At the board meeting last Thursday, April 10, directors unanimously approved a measure to pay members of the Emergency Medical Services team as employees effective this past Monday, April 14.
Under the plan, the EMS workers will receive $8 per hour, with two workers on call from 7 a.m. to 7 p.m. daily. That’s when roughly 70 percent of all ambulance calls are received.
Calls during the night period will be handled by the EMS personnel who are on call but not paid for being on call. When they respond to a call, they will be paid for the time actually devoted to the call.
There are currently 14 part-time EMS personnel. The EMS administrator is Ellie Czarnota.
The viability of local ambulance services was placed in jeopardy in December 2013, when the Colorado Department of Labor questioned the local Hospital District’s seven-year practice of treating EMS personnel as independent contractors. As a result, the Hospital District is forced to pay some $38,000 in back wages and taxes to EMS workers. Those payments must be made by June 21 of this year, according to the DOL’s ruling.
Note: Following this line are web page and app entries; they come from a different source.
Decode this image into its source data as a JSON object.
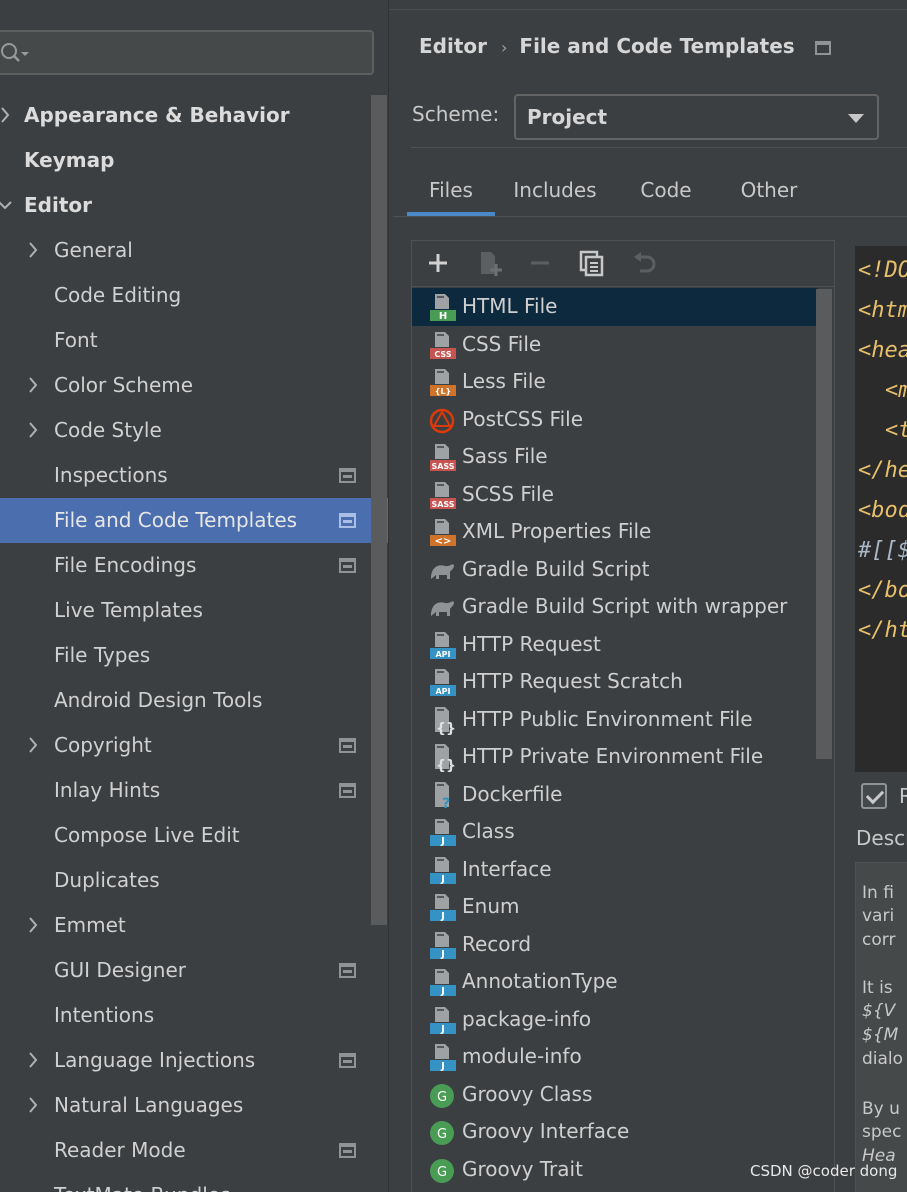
{
  "sidebar": {
    "items": [
      {
        "label": "Appearance & Behavior",
        "level": 0,
        "chevron": "collapsed",
        "project_icon": false
      },
      {
        "label": "Keymap",
        "level": 0,
        "chevron": "none",
        "project_icon": false
      },
      {
        "label": "Editor",
        "level": 0,
        "chevron": "expanded",
        "project_icon": false
      },
      {
        "label": "General",
        "level": 1,
        "chevron": "collapsed",
        "project_icon": false
      },
      {
        "label": "Code Editing",
        "level": 1,
        "chevron": "none",
        "project_icon": false
      },
      {
        "label": "Font",
        "level": 1,
        "chevron": "none",
        "project_icon": false
      },
      {
        "label": "Color Scheme",
        "level": 1,
        "chevron": "collapsed",
        "project_icon": false
      },
      {
        "label": "Code Style",
        "level": 1,
        "chevron": "collapsed",
        "project_icon": false
      },
      {
        "label": "Inspections",
        "level": 1,
        "chevron": "none",
        "project_icon": true
      },
      {
        "label": "File and Code Templates",
        "level": 1,
        "chevron": "none",
        "project_icon": true,
        "selected": true
      },
      {
        "label": "File Encodings",
        "level": 1,
        "chevron": "none",
        "project_icon": true
      },
      {
        "label": "Live Templates",
        "level": 1,
        "chevron": "none",
        "project_icon": false
      },
      {
        "label": "File Types",
        "level": 1,
        "chevron": "none",
        "project_icon": false
      },
      {
        "label": "Android Design Tools",
        "level": 1,
        "chevron": "none",
        "project_icon": false
      },
      {
        "label": "Copyright",
        "level": 1,
        "chevron": "collapsed",
        "project_icon": true
      },
      {
        "label": "Inlay Hints",
        "level": 1,
        "chevron": "none",
        "project_icon": true
      },
      {
        "label": "Compose Live Edit",
        "level": 1,
        "chevron": "none",
        "project_icon": false
      },
      {
        "label": "Duplicates",
        "level": 1,
        "chevron": "none",
        "project_icon": false
      },
      {
        "label": "Emmet",
        "level": 1,
        "chevron": "collapsed",
        "project_icon": false
      },
      {
        "label": "GUI Designer",
        "level": 1,
        "chevron": "none",
        "project_icon": true
      },
      {
        "label": "Intentions",
        "level": 1,
        "chevron": "none",
        "project_icon": false
      },
      {
        "label": "Language Injections",
        "level": 1,
        "chevron": "collapsed",
        "project_icon": true
      },
      {
        "label": "Natural Languages",
        "level": 1,
        "chevron": "collapsed",
        "project_icon": false
      },
      {
        "label": "Reader Mode",
        "level": 1,
        "chevron": "none",
        "project_icon": true
      },
      {
        "label": "TextMate Bundles",
        "level": 1,
        "chevron": "none",
        "project_icon": false
      }
    ]
  },
  "header": {
    "breadcrumb": [
      "Editor",
      "File and Code Templates"
    ],
    "separator": "›"
  },
  "scheme": {
    "label": "Scheme:",
    "value": "Project"
  },
  "tabs": [
    {
      "label": "Files",
      "active": true
    },
    {
      "label": "Includes",
      "active": false
    },
    {
      "label": "Code",
      "active": false
    },
    {
      "label": "Other",
      "active": false
    }
  ],
  "toolbar": {
    "buttons": [
      {
        "name": "add-icon",
        "enabled": true
      },
      {
        "name": "add-child-icon",
        "enabled": false
      },
      {
        "name": "remove-icon",
        "enabled": false
      },
      {
        "name": "copy-icon",
        "enabled": true
      },
      {
        "name": "reset-icon",
        "enabled": false
      }
    ]
  },
  "templates": [
    {
      "label": "HTML File",
      "icon": "html",
      "badge": "H",
      "selected": true
    },
    {
      "label": "CSS File",
      "icon": "css",
      "badge": "CSS"
    },
    {
      "label": "Less File",
      "icon": "less",
      "badge": "{L}"
    },
    {
      "label": "PostCSS File",
      "icon": "postcss",
      "badge": ""
    },
    {
      "label": "Sass File",
      "icon": "sass",
      "badge": "SASS"
    },
    {
      "label": "SCSS File",
      "icon": "scss",
      "badge": "SASS"
    },
    {
      "label": "XML Properties File",
      "icon": "xml",
      "badge": "<>"
    },
    {
      "label": "Gradle Build Script",
      "icon": "gradle",
      "badge": ""
    },
    {
      "label": "Gradle Build Script with wrapper",
      "icon": "gradle",
      "badge": ""
    },
    {
      "label": "HTTP Request",
      "icon": "api",
      "badge": "API"
    },
    {
      "label": "HTTP Request Scratch",
      "icon": "api",
      "badge": "API"
    },
    {
      "label": "HTTP Public Environment File",
      "icon": "env",
      "badge": "{}"
    },
    {
      "label": "HTTP Private Environment File",
      "icon": "env",
      "badge": "{}"
    },
    {
      "label": "Dockerfile",
      "icon": "docker",
      "badge": "?"
    },
    {
      "label": "Class",
      "icon": "java",
      "badge": "J"
    },
    {
      "label": "Interface",
      "icon": "java",
      "badge": "J"
    },
    {
      "label": "Enum",
      "icon": "java",
      "badge": "J"
    },
    {
      "label": "Record",
      "icon": "java",
      "badge": "J"
    },
    {
      "label": "AnnotationType",
      "icon": "java",
      "badge": "J"
    },
    {
      "label": "package-info",
      "icon": "java",
      "badge": "J"
    },
    {
      "label": "module-info",
      "icon": "java",
      "badge": "J"
    },
    {
      "label": "Groovy Class",
      "icon": "groovy",
      "badge": "G"
    },
    {
      "label": "Groovy Interface",
      "icon": "groovy",
      "badge": "G"
    },
    {
      "label": "Groovy Trait",
      "icon": "groovy",
      "badge": "G"
    }
  ],
  "editor": {
    "lines": [
      "<!DO",
      "<htm",
      "<hea",
      "<m",
      "<t",
      "</he",
      "<bod",
      "#[[$",
      "</bo",
      "</ht"
    ]
  },
  "reformat": {
    "label": "R",
    "checked": true
  },
  "description": {
    "label": "Descr",
    "lines": [
      "In fi",
      "vari",
      "corr",
      "",
      "It is",
      "${V",
      "${M",
      "dialo",
      "",
      "By u",
      "spec",
      "Hea"
    ]
  },
  "watermark": "CSDN @coder dong",
  "colors": {
    "accent": "#4b6eaf",
    "list_selection": "#0d293e",
    "tab_underline": "#4a88c7",
    "code_tag": "#e8bf6a"
  }
}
While that $38,000 figure will pose a financial hit on the struggling Hospital District, that amount is considerably less than the $100,000 to $180,000 payment the Hospital District was potentially anticipating.
Hospital District chairman Joe Arbuckle said this is a short-term solution to the ambulance service problems, and that the board will continue to seek a long-term solution in conjunction with the fire district.
Among the options being considered are establishing a new special taxation ambulance district to solely fund ambulance services, and to work with the Wet Mountain Valley Fire Protection District to have that organization take over ambulance services as is done in many Colorado rural communities.
“There are pitfalls with both scenarios, “ Arbuckle stated.
Regarding the establishment of a special district, it would be costly to arrange an election to seek voter approval, and there’s no guarantee of voter support. Additionally, it would take many months, possibly as much as two years, before property tax revenues would be funneled to the new district.
And establishing a relationship with the Fire District would be relatively easy, but the idea is not wholly supported by the Fire District’s elected board of directors. One distinct advantage to the Fire District proposal is that Fire Districts are not subject to the same Department of Labor regulations that affect the Hospital District; Fire Districts may utilize volunteer workers more freely.
The fire and hospital districts will be seeking public input on these options.
EMS administrator Czarnota told the board that ambulance workers responded to 21 calls in March. In 2013, there were 330 calls for an ambulance resulting in 235 transports.
She also said a training course for basic EMS will be offered here beginning on May 19.
Czarnota said a fund-raising event will be held on Saturday, June 14 and there will be a silent auction, tours of a Flight for Life helicopter, a performance by the Pueblo Fire Department band, and other activities.
In his report, clinic administrator Delwin Lester said patient visits are currently averaging around 31 per day, compared to approximately 20 a day a year ago. Year-to-date numbers show 2,105 patient visits this year, compared to 1,719 a year ago.
“We’re off to a wonderful start, and we’re hearing lots of great things,” said Lester.